Assume that President Donald Trump is impeached and removed from office. At that point, Mike Pence would become president. The position of vice president would remain vacant until Congress confirmed a replacement, nominated by the president.

This shift in positions could result in a very unlikely possibility: If, prior to the confirmation of a new vice president, President Pence were to become unable to discharge the office, then Nancy Pelosi, the speaker of the House, would assume the office of the president under the Presidential Succession Act of 1947.

Or would she? Two prominent constitutional-law professors contended in 1995 that the Succession Act now in force is unconstitutional.

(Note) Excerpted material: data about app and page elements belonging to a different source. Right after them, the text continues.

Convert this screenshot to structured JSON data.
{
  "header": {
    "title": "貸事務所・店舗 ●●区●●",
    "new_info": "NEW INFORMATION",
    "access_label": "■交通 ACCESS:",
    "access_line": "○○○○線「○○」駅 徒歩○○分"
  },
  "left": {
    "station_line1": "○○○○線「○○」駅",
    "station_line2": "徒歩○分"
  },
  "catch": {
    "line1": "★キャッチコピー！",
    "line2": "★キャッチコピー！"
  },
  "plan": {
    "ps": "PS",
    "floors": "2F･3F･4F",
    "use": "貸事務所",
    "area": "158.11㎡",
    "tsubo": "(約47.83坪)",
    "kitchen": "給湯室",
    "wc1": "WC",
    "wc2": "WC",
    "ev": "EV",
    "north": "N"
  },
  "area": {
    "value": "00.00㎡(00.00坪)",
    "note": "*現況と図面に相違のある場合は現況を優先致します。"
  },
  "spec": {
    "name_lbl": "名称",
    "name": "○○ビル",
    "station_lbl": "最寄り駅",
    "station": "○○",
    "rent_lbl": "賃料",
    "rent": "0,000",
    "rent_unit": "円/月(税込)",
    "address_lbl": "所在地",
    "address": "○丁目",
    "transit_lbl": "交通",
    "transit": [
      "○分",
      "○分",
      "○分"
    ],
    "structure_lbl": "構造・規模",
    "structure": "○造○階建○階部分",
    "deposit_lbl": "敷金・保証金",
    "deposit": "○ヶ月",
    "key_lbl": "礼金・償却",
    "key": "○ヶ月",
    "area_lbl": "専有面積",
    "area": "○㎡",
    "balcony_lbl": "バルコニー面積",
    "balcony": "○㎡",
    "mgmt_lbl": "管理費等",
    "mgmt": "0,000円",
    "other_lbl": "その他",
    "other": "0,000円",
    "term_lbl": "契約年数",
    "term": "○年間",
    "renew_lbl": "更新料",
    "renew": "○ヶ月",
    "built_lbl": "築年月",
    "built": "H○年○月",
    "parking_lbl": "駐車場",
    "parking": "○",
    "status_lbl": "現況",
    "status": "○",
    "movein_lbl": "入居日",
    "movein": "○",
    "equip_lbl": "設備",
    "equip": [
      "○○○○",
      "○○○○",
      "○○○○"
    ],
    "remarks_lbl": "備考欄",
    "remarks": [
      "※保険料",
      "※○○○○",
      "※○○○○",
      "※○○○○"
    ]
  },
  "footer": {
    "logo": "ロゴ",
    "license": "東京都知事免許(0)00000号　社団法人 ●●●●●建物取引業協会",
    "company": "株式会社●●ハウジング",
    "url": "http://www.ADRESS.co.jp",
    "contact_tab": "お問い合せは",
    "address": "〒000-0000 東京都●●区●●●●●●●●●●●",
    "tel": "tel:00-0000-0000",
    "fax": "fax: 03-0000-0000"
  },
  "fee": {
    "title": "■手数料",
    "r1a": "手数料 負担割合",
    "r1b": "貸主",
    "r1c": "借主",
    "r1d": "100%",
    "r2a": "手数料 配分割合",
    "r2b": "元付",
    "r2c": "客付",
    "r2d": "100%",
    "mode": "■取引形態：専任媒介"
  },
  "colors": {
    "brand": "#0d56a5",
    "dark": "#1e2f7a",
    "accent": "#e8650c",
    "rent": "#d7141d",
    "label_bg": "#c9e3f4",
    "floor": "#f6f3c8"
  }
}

And a recent New York Times op-ed agreed: Legislators, such as the speaker of the House, cannot be elevated to the presidency, the thinking goes.

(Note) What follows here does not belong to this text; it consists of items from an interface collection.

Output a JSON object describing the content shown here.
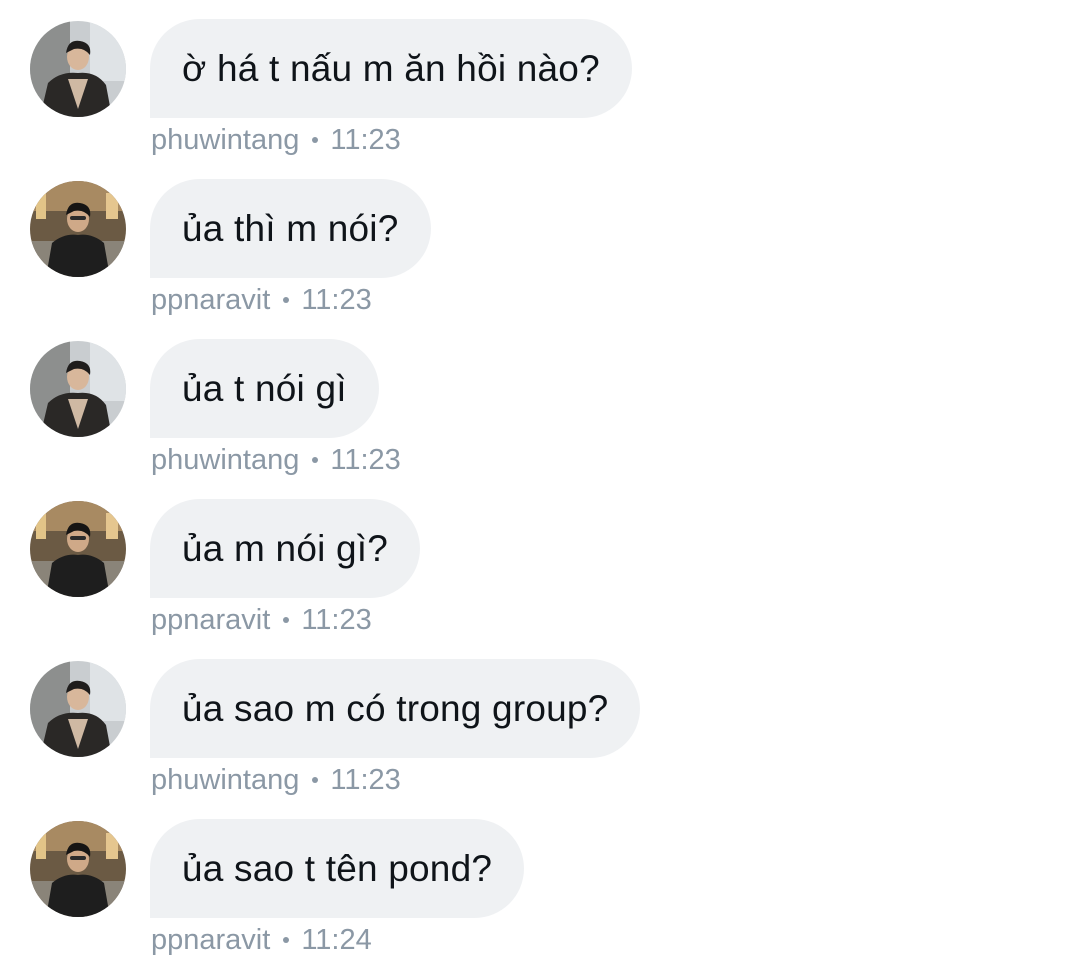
{
  "colors": {
    "bubble_bg": "#eff1f3",
    "message_text": "#0f1419",
    "meta_text": "#8b98a5"
  },
  "messages": [
    {
      "author": "phuwintang",
      "text": "ờ há t nấu m ăn hồi nào?",
      "time": "11:23",
      "avatar": "avatar-phuwintang"
    },
    {
      "author": "ppnaravit",
      "text": "ủa thì m nói?",
      "time": "11:23",
      "avatar": "avatar-ppnaravit"
    },
    {
      "author": "phuwintang",
      "text": "ủa t nói gì",
      "time": "11:23",
      "avatar": "avatar-phuwintang"
    },
    {
      "author": "ppnaravit",
      "text": "ủa m nói gì?",
      "time": "11:23",
      "avatar": "avatar-ppnaravit"
    },
    {
      "author": "phuwintang",
      "text": "ủa sao m có trong group?",
      "time": "11:23",
      "avatar": "avatar-phuwintang"
    },
    {
      "author": "ppnaravit",
      "text": "ủa sao t tên pond?",
      "time": "11:24",
      "avatar": "avatar-ppnaravit"
    }
  ]
}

This theory, if correct, risks throwing the United States and the entire free world into a state of chaos. The speaker and the secretary of state (the next-in-line, nonlegislative officer) could both claim, with some legitimacy, to be president. Bush v. Gore would be tame by comparison.